[Work request]
Output every record again so that it matches the original word for word.
---------------
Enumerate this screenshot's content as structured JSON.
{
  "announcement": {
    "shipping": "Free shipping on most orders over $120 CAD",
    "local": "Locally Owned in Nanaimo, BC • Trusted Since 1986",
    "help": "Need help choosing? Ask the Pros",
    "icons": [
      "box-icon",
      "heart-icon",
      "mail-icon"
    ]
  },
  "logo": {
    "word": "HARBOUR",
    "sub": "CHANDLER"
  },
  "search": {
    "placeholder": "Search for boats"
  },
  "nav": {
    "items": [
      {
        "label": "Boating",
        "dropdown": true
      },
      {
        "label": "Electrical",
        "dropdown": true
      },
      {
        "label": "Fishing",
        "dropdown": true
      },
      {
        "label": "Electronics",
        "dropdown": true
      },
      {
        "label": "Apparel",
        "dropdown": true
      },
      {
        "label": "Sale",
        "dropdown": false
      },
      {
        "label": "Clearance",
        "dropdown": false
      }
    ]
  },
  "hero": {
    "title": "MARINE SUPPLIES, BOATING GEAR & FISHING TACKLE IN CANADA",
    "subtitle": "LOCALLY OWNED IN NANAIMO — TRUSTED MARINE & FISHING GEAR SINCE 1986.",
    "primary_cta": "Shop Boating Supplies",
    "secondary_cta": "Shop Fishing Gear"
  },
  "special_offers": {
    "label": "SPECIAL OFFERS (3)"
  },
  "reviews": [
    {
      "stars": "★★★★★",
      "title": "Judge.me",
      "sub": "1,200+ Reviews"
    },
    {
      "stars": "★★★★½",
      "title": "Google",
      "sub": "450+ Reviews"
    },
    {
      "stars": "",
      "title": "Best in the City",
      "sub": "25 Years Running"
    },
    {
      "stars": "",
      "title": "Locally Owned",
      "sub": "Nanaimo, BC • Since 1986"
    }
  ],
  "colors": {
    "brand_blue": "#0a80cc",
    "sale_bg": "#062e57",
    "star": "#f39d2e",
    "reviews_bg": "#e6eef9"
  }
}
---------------
[Output below]
Enumerate this screenshot's content as structured JSON.
{
  "announcement": {
    "shipping": "Free shipping on most orders over $120 CAD",
    "local": "Locally Owned in Nanaimo, BC • Trusted Since 1986",
    "help": "Need help choosing? Ask the Pros",
    "icons": [
      "box-icon",
      "heart-icon",
      "mail-icon"
    ]
  },
  "logo": {
    "word": "HARBOUR",
    "sub": "CHANDLER"
  },
  "search": {
    "placeholder": "Search for boats"
  },
  "nav": {
    "items": [
      {
        "label": "Boating",
        "dropdown": true
      },
      {
        "label": "Electrical",
        "dropdown": true
      },
      {
        "label": "Fishing",
        "dropdown": true
      },
      {
        "label": "Electronics",
        "dropdown": true
      },
      {
        "label": "Apparel",
        "dropdown": true
      },
      {
        "label": "Sale",
        "dropdown": false
      },
      {
        "label": "Clearance",
        "dropdown": false
      }
    ]
  },
  "hero": {
    "title": "MARINE SUPPLIES, BOATING GEAR & FISHING TACKLE IN CANADA",
    "subtitle": "LOCALLY OWNED IN NANAIMO — TRUSTED MARINE & FISHING GEAR SINCE 1986.",
    "primary_cta": "Shop Boating Supplies",
    "secondary_cta": "Shop Fishing Gear"
  },
  "special_offers": {
    "label": "SPECIAL OFFERS (3)"
  },
  "reviews": [
    {
      "stars": "★★★★★",
      "title": "Judge.me",
      "sub": "1,200+ Reviews"
    },
    {
      "stars": "★★★★½",
      "title": "Google",
      "sub": "450+ Reviews"
    },
    {
      "stars": "",
      "title": "Best in the City",
      "sub": "25 Years Running"
    },
    {
      "stars": "",
      "title": "Locally Owned",
      "sub": "Nanaimo, BC • Since 1986"
    }
  ],
  "colors": {
    "brand_blue": "#0a80cc",
    "sale_bg": "#062e57",
    "star": "#f39d2e",
    "reviews_bg": "#e6eef9"
  }
}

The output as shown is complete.